For instance, THR says there could be as many as 15 finalists; EW says there will be no more than 12 and maybe as few as 10. THR says the contestants may perform original songs, there might be a music-video challenge and there may be online voting; EW says no to each.
Both reports, though, agree there will be a quickie elimination process of some sort, rather than the drawn-out winnowing of 24 semifinalists to 12 finalists. And as has been reported before, the producers will revamp the theme weeks to let each contestant sing in his or her own genre—no more country singers doing R&B or vice-versa, &c.
That seems like a good idea, or a refreshing change, as does the notion reported by EW that Idol will not have a mandatory gender balance among finalists if there are more talented singers of one sex this year.
That is: those changes sound like they would make for better singing. But there are always multiple considerations with Idol, and I don’t know if they will make for more viewers. Nor do I know whether any of the changes under discussion will solve the problem of poor music sales by the winner—though a possible plan to speed up the music-release calendar might.
As for THR’s report that one “change” will include housing the contestants in an “Idol mansion”: I honestly do not recall the living arrangements in recent years, but the Idols were housed together in a mansion at least at some points during its earlier seasons. In any case, the less we see of it, the better—which goes double for the car-commercial videos.
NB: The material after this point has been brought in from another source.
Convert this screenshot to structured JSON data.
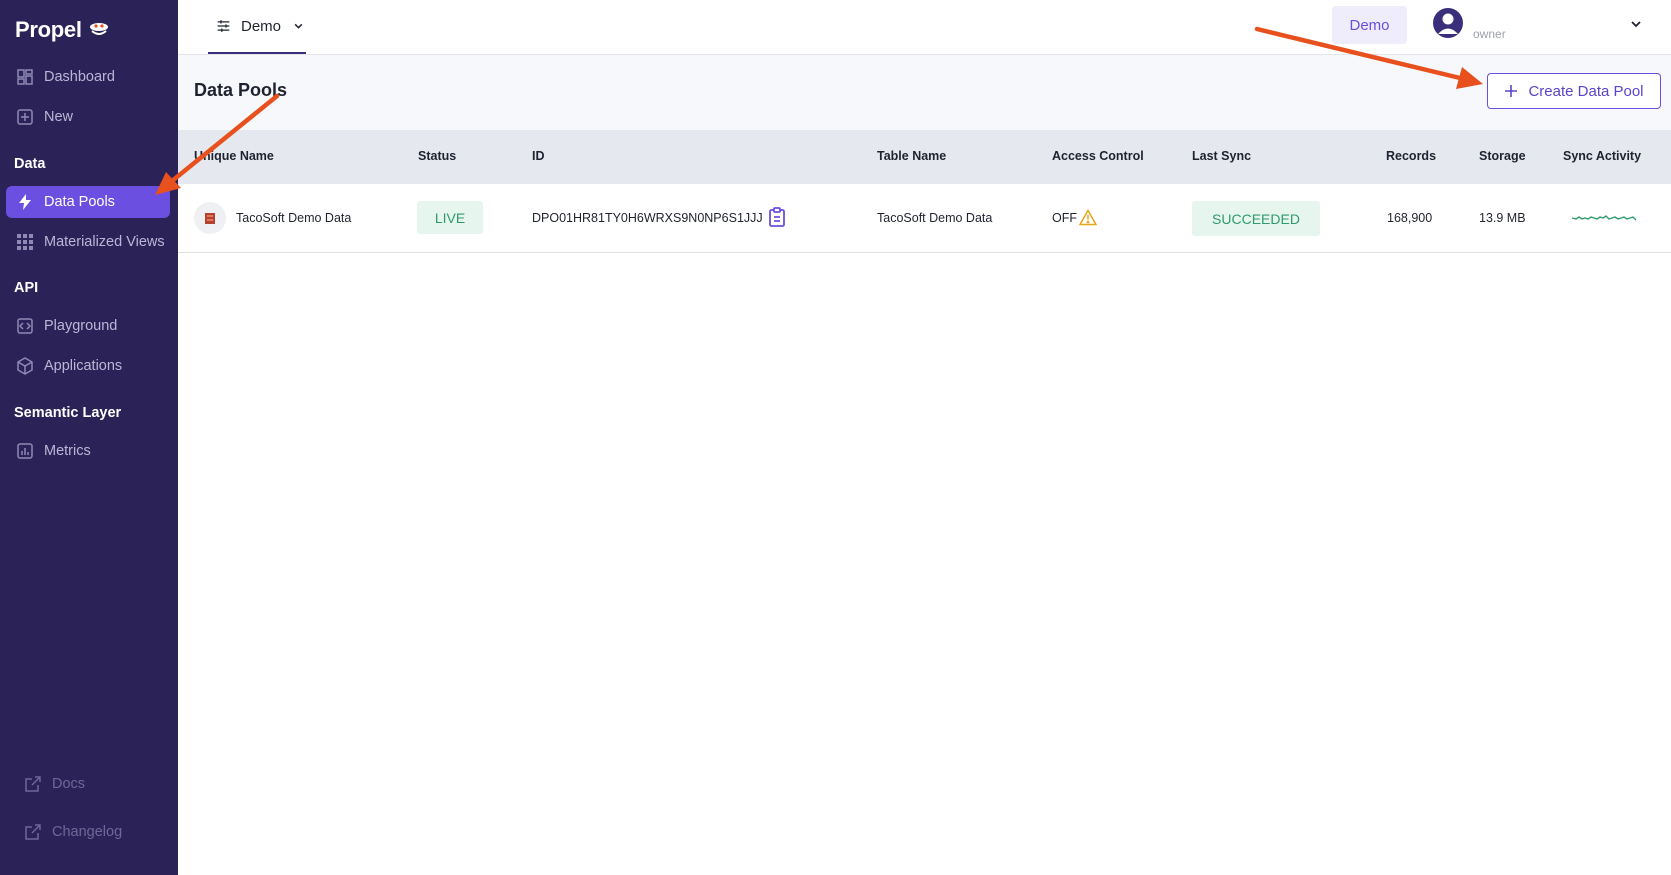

But I’ll be watching the performance for time.com regardless. What will it take to get (or keep) you watching?